VNB Mortgage Co. of Richmond will be the first institution to issue securities based on graduated payment mortgages under a program initiated last week by the Department of Housing and Urban Development. The $5 million issue will be used to finance low introductory mortgages throughout the state.

A graduated payment mortgage grants a home-buyer a break at the beginning, although the total finance cost is higher. For example, a conventional $50,000, 30-year mortgage at 9.5 percent entails $420 monthly payments. A graduated payment mortgage (GPM) starts $318 a month, climbing 7.5 a year until after five years the monthly paymet is $457 for the remaining years of the loan. The total cost is about $2,000 more.

This type of single-family house mortgage is gaining widespread acceptance throughout the country as a way of making housing more affordable for young buyers. HUD has offered FHA insurance on GPMs for the past year. This past week the agency announced that the Government National Mortgage Association (Ginnie Mae) would include GPMs along with conventionals in its mortgage pools, the basis of Ginnie Mae securities.

"The money generated by the new securities program should help many people buy their first homes-more than 40,000 in the months immediately ahead," said HUD Secretary Patricia Harris. She announced HUD already had received requests for more than 250 guaranteed commitments amounting to $1.8 billion. Lenders have been warehousing their GPM loans for some time in anticipation of disposing of them through HUD, which is offering a slightly better price than the Federal National Mortgage Association (Fannie Mae), the only other buyer.

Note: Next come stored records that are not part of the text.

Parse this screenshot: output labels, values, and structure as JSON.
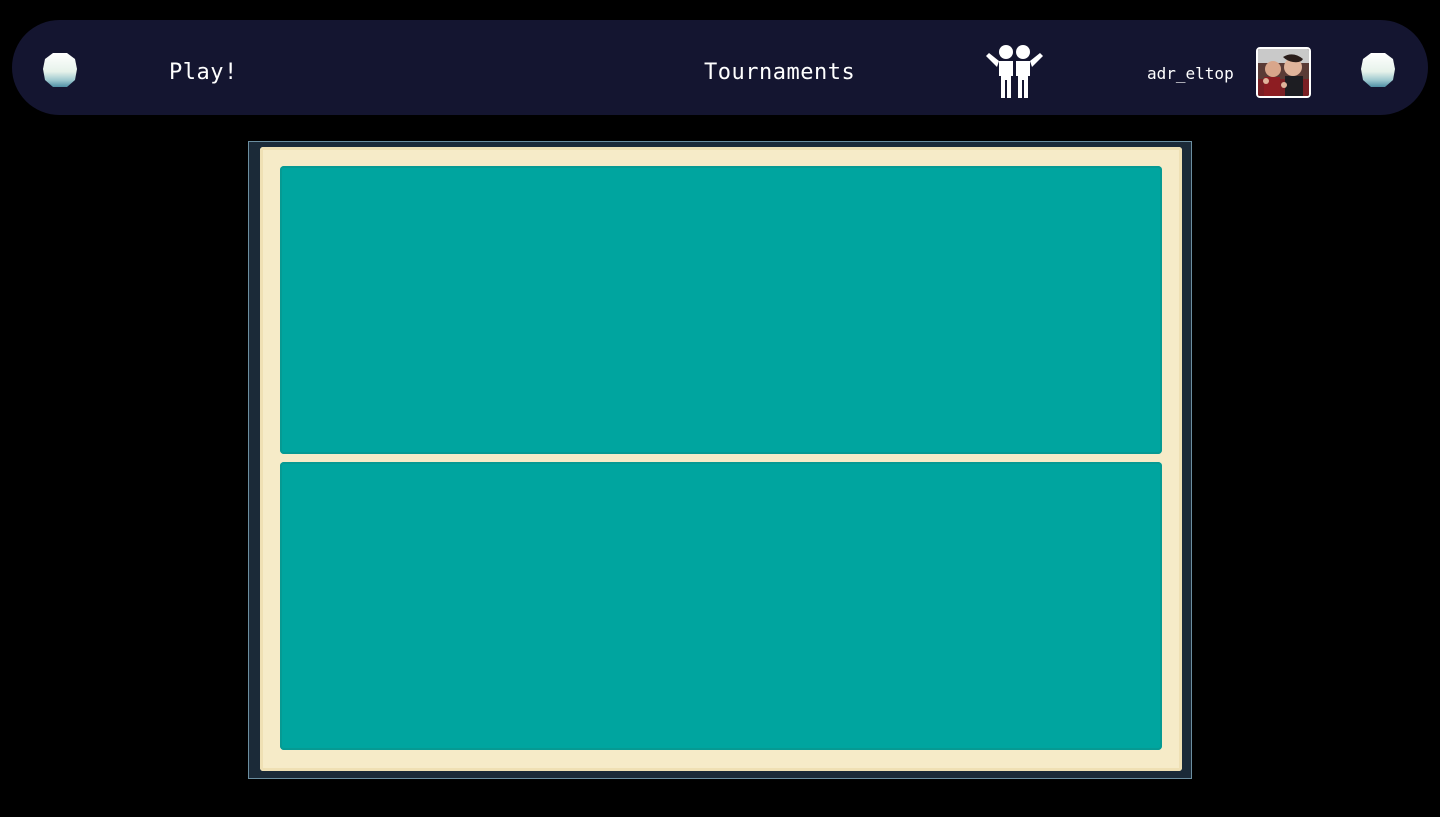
{
  "navbar": {
    "play_label": "Play!",
    "tournaments_label": "Tournaments",
    "friends_icon": "friends-icon",
    "username": "adr_eltop",
    "avatar_icon": "user-avatar-photo",
    "orb_icon": "moon-orb-icon"
  },
  "game": {
    "table_colors": {
      "surface": "#00a59f",
      "border": "#f6ebc8",
      "frame": "#1b2a38",
      "navbar": "#141530"
    }
  }
}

The minimum for the new mortgage pools will be $1 million, and the securities will be sold in $25,000 minimums, yielding one half percent below the mortgage interest rate. Because of their safety, Ginnie Maes have become very popular with institutional investors; GPM-GNMA securities, as the new issues are known, are expected to follow suit.

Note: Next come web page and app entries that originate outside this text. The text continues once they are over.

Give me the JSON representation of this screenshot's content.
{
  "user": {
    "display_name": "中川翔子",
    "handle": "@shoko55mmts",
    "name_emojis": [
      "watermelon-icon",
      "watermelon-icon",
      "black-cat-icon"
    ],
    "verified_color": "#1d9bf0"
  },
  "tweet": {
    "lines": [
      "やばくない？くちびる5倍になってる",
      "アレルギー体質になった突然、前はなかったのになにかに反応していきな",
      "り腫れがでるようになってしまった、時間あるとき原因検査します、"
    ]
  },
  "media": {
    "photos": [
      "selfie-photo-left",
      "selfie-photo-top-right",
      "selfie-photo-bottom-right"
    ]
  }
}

The primary difference between the issues is in lower pass-through cash payments during the first five years when the home buyer is paying less than with a conventional mortgage, although the initially deffered interest is reinvested.

In a related development, the Federal Home Loan Mortgage Coporation (Freddie Mac) recently announced specification for rehabilitation and home improvement loans it expects to begin purchasing next year. The loans form the basis for its securities, too. Last year Freddie Mac bough $6.5 billion in conventional residential mortgages and sold $6.4 billion in securities.

The agency will buy a 50 to 90 percent interest in loan financing permanent improvements to one-to-four-family dwellings. Loans must be secured by a lien on the property and may not exceed $30,000 for a single-family house or $60,000 for a two-to-four family structure.